    Google Scholar 

  48. 48.

    Pyrooz D, Decker S, Webb V. The ties that bind: desistance from gangs. Crime Delinq. 2010;60:419–516.

    Google Scholar 

  49. 49.

    Choi DY, Kiesner F. Homeboy industries: an incubator of hope and businesses: a note to instructors. Entrep Theory Pract. 2007;31(5):787–90.

    Google Scholar 

Download references

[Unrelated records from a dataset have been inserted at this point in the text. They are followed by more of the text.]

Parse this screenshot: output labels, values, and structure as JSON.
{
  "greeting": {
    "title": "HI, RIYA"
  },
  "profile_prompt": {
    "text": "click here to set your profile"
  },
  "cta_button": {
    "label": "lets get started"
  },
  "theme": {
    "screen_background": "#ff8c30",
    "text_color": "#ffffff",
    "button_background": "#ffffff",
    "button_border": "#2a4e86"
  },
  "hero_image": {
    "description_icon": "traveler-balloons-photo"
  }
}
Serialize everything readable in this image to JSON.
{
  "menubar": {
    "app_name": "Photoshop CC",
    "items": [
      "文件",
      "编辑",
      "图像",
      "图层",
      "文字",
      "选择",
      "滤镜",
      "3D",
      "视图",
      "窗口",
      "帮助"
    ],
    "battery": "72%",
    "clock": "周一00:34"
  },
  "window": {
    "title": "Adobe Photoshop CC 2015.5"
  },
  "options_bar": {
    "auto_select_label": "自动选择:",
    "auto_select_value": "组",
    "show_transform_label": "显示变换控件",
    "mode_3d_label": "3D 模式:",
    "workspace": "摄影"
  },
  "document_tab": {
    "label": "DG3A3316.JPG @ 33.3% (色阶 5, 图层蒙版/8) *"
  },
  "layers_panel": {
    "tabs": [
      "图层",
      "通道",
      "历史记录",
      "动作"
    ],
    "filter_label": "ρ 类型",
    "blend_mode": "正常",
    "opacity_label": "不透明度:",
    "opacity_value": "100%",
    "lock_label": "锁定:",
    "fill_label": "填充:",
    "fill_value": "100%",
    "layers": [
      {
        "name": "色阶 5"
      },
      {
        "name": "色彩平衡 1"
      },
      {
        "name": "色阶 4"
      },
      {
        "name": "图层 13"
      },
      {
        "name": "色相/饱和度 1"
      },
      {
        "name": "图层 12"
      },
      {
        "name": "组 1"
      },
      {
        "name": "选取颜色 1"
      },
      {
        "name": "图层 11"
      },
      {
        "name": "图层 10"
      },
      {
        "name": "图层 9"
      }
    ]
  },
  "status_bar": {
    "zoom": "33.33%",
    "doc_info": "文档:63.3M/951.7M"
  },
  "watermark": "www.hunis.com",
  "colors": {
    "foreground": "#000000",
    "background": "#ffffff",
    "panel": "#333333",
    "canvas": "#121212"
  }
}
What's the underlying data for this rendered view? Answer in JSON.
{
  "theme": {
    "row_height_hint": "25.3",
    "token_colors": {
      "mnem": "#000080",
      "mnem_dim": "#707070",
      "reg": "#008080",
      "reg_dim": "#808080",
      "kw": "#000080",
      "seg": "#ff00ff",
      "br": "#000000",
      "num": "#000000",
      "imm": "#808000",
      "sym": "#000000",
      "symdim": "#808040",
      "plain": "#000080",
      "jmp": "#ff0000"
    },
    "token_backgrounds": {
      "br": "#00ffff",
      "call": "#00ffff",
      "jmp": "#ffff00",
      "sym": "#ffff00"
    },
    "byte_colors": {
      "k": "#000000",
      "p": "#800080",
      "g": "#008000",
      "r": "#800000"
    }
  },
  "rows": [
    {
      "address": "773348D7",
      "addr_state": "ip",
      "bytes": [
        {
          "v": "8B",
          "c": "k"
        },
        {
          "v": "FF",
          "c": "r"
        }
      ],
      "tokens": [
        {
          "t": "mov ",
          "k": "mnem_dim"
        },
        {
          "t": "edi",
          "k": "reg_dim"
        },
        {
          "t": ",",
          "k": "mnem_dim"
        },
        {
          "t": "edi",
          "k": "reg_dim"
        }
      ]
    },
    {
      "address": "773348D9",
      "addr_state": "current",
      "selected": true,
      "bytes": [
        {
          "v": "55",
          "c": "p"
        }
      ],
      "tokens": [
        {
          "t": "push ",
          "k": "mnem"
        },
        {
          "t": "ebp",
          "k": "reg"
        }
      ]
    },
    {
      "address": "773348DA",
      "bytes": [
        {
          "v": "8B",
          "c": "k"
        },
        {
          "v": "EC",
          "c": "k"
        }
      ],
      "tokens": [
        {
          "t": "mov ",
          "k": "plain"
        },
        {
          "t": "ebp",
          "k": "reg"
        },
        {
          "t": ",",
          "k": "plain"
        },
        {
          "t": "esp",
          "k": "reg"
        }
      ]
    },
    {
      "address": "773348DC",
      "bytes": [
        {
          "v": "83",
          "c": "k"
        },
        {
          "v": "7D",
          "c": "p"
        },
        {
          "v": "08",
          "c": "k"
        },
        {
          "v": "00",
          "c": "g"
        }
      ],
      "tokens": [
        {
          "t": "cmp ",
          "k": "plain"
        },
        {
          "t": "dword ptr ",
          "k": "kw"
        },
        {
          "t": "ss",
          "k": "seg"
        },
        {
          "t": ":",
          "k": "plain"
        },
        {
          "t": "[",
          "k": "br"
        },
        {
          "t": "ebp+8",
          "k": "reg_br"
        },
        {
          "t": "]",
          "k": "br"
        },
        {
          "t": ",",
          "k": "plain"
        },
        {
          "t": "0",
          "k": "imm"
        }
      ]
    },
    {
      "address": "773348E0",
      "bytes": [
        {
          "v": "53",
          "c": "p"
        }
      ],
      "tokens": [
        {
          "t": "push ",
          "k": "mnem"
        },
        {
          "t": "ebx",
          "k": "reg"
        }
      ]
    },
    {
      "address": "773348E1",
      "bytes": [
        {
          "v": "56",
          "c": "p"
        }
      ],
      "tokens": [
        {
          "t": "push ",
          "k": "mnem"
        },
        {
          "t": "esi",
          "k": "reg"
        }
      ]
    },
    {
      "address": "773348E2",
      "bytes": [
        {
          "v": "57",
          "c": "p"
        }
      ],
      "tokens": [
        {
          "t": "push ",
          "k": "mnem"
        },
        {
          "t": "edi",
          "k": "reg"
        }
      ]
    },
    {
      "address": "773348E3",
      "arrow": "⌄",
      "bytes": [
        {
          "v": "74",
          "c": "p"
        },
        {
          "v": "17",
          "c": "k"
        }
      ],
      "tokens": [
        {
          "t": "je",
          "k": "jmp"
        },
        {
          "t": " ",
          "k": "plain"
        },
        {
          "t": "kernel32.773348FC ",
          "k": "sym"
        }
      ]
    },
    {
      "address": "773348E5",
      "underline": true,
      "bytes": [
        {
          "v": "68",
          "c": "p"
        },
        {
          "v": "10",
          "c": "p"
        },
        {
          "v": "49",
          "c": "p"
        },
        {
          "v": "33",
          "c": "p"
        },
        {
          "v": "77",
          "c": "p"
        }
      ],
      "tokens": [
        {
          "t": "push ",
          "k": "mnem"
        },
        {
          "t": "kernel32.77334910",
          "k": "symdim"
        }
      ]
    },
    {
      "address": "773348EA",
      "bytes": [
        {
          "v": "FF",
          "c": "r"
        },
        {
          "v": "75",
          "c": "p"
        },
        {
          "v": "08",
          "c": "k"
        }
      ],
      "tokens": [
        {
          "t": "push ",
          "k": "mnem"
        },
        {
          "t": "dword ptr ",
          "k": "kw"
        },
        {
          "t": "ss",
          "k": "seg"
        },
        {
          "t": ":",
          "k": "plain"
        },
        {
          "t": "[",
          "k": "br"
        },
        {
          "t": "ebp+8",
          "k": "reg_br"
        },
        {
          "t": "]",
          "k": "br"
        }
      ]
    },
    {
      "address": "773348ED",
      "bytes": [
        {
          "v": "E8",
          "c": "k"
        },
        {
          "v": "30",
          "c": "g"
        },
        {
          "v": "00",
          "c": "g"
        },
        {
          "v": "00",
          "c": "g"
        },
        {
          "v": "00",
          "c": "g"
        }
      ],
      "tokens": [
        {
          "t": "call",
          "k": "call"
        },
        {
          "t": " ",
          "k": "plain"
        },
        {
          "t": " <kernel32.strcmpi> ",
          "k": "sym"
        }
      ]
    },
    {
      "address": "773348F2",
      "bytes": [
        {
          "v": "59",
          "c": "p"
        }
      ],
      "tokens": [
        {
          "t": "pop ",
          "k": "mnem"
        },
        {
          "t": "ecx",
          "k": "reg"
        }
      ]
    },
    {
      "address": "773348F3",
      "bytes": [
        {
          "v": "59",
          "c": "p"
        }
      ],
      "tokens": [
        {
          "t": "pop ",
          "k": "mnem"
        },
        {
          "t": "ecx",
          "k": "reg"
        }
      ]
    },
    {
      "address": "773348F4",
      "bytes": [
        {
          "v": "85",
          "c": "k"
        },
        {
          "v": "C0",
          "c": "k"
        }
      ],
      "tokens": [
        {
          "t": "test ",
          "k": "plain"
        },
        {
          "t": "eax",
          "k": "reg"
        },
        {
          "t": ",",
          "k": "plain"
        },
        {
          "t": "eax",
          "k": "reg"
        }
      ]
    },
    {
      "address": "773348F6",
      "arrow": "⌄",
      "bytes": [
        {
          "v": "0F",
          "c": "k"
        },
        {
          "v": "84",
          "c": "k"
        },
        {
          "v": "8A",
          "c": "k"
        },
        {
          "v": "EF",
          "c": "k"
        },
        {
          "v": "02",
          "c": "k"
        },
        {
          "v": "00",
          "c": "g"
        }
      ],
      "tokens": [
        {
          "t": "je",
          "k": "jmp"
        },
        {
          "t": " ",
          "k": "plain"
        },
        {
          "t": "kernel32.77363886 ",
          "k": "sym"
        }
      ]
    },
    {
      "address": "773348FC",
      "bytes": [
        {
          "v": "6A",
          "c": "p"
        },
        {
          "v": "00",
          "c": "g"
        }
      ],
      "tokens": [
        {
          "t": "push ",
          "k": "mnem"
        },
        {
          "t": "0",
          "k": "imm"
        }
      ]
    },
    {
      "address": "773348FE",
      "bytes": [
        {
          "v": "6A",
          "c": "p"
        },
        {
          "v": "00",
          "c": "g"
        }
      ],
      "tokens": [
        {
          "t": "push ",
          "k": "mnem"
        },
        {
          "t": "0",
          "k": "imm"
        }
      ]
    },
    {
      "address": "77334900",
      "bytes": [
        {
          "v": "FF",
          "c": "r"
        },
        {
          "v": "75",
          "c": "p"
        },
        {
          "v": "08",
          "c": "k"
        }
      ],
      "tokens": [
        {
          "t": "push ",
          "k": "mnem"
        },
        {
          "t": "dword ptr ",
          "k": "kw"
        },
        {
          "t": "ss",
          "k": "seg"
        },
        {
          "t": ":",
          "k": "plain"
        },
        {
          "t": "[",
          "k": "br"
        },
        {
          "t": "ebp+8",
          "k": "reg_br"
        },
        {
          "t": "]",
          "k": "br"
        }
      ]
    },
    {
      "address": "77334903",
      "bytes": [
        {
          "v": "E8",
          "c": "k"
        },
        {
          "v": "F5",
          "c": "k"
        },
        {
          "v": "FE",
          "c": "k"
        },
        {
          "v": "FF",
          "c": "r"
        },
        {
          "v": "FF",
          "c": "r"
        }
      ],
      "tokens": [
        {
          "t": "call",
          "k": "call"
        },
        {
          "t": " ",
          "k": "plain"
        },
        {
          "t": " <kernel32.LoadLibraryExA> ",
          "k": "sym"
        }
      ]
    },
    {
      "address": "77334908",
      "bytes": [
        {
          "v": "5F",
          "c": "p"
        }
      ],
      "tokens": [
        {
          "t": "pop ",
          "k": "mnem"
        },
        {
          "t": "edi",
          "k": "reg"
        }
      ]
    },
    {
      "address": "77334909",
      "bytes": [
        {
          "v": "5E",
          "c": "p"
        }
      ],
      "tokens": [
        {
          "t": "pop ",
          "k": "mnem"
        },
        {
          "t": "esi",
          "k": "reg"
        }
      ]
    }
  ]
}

We acknowledge funding from the following sources: the UC GloCal Fellowship and the AIDS International Training Research Program funded by the Fogarty International Center of the National Institutes of Health under Award Numbers R25TW009343 and D43TW008633 (Ojeda, Pinedo, Ferraiolo), and the National Institute on Mental Health Grant #K01MH095680 (Burgos). Kremer was supported by a Research Fellowship from the UCSD Office of Graduate Studies and Ojeda was supported by a Faculty Fellowship by the UCSD Center for US-Mexican Studies.

Author information



Corresponding author

Correspondence to Victoria D. Ojeda.

Additional information

Publisher’s Note

Springer Nature remains neutral with regard to jurisdictional claims in published maps and institutional affiliations.

Rights and permissions

Reprints and Permissions

About this article

Verify currency and authenticity via CrossMark

Cite this article

Kremer, P., Pinedo, M., Ferraiolo, N. et al. Tattoo Removal as a Resettlement Service to Reduce Incarceration Among Mexican Migrants. J Immigrant Minority Health 22, 110–119 (2020).

Download citation


  • Tattoo removal
  • Incarceration
  • Deported migrants
  • Mexico
  • Gang tattoos